I’m also playing around with short memoir/creative non-fiction and working on a craft book on short stories, so we’ll see where that takes me.

 

and last but not least, the bonus question:

6. Is there any note that you’d like to leave your readers on? (Hint:  the additional promo question.)

Writing short stories has led me to opportunities I wouldn’t have otherwise had. At the same time, I’ve had a lot of the same benefits and opportunities as novelists, such as being picked up to speak at conferences, be a panelist at conventions, do standalone workshops, participate in book signings, etc. Short stories have a natural ebb and flow, like many other aspects of writing, but right now they’re flowing. It’s a great time to try your hand at short stories to see how you do. Short fiction is selling especially well in the speculative fiction realm, so give it a go!
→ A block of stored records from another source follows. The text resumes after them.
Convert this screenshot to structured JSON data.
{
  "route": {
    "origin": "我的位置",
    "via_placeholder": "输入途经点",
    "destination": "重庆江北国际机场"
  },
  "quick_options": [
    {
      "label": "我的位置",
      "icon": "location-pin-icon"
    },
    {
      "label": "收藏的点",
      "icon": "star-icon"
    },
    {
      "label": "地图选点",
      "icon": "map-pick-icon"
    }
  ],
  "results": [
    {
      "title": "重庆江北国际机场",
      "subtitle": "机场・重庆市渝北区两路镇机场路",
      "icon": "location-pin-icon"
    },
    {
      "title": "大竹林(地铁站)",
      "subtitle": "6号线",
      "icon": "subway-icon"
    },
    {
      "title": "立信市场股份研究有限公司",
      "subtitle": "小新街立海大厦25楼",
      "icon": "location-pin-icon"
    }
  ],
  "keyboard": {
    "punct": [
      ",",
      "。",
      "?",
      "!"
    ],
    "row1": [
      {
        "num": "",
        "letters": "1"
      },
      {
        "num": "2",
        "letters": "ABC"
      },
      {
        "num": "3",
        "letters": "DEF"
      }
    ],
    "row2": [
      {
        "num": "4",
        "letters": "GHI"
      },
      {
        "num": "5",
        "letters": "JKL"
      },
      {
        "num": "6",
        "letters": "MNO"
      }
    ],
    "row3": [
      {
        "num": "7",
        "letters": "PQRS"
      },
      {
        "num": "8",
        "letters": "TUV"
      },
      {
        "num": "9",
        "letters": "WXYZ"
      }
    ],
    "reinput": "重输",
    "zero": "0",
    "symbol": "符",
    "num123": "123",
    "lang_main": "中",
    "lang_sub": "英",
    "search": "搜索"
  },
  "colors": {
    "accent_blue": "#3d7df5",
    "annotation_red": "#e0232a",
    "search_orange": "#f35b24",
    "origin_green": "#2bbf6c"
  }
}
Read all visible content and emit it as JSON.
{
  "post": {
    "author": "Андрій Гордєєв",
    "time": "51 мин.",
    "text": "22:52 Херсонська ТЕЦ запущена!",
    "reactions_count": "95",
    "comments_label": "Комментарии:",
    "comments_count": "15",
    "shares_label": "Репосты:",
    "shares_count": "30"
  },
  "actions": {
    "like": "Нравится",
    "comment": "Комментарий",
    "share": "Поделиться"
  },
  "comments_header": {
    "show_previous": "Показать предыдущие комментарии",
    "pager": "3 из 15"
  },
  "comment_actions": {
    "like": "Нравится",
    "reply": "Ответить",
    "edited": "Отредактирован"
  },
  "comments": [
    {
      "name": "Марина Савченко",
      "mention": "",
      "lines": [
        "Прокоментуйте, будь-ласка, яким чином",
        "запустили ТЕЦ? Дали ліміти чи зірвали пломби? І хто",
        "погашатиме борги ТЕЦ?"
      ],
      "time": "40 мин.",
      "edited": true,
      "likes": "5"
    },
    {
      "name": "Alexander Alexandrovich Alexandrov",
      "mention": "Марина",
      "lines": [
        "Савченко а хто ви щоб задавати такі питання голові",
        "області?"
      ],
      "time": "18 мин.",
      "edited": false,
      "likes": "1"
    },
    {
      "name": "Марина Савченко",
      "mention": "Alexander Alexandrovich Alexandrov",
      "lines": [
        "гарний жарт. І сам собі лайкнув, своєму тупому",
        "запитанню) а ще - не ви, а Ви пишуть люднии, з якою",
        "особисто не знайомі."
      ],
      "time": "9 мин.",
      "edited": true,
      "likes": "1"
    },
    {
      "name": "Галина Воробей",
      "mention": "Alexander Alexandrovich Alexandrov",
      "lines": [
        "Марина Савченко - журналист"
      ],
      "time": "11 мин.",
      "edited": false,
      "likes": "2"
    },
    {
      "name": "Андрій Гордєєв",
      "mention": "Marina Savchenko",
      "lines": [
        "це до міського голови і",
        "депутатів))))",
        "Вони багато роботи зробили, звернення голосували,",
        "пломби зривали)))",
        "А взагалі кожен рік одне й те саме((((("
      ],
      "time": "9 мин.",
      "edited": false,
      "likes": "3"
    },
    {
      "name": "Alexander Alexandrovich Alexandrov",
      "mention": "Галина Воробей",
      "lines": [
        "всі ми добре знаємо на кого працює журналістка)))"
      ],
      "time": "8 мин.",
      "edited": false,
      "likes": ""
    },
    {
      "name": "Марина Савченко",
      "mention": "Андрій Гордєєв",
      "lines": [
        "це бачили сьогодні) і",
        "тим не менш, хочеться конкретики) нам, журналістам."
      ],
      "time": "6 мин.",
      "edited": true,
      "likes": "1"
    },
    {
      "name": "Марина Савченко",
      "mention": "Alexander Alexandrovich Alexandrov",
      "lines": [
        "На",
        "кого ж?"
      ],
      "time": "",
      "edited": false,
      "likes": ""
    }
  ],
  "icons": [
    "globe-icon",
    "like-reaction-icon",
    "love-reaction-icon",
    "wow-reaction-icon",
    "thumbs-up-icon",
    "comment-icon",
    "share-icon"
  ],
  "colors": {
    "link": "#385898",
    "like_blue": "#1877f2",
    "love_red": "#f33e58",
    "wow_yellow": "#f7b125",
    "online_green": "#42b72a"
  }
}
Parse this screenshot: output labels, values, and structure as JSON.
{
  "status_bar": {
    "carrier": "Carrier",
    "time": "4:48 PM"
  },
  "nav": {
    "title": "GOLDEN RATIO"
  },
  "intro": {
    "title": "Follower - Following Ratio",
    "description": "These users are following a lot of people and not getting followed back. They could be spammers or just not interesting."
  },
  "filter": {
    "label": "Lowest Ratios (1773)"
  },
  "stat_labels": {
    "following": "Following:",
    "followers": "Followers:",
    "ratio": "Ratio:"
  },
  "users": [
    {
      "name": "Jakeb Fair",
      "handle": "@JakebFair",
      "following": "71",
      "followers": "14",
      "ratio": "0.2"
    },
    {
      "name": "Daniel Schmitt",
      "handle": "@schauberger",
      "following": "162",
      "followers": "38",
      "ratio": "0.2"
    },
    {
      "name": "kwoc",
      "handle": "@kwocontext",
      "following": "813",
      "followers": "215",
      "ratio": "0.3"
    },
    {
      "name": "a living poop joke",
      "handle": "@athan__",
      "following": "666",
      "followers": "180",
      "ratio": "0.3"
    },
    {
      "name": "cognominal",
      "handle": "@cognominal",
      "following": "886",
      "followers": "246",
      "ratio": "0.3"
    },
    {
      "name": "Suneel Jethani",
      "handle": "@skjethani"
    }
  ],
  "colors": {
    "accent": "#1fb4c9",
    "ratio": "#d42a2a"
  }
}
And those opportunities I mentioned? I’ve got a piece coming out September 4 in an anthology with some of the most amazing, up-and-coming women in horror. I’m incredibly excited about it, and there are already rumblings of an award nomination for the book, as well as a review in Publisher’s Weekly. If nothing else, it’s made a stir. Most of the stories are reprints (including mine), but there are also new stories written for the anthology. That book is Fright Into Flight, put out by Word Horde, edited by Amber Fallon.

And I’m in an anthology of novellas and novellettes, due to be released September 15. The Society of Misfit Stories, Volume II can be found here.

A fan of all things fantastical and frightening, Shannon Lawrence writes primarily horror and fantasy. Her stories can be found in several anthologies and magazines, including Space and Time Magazine and Dark Moon Digest, and her short story collection Blue Sludge Blues & Other Abominations is now available. When she’s not writing, she’s hiking through the wilds of Colorado and photographing her magnificent surroundings, where, coincidentally, there’s always a place to hide a body or birth a monster. Find her at www.thewarriormuse.com.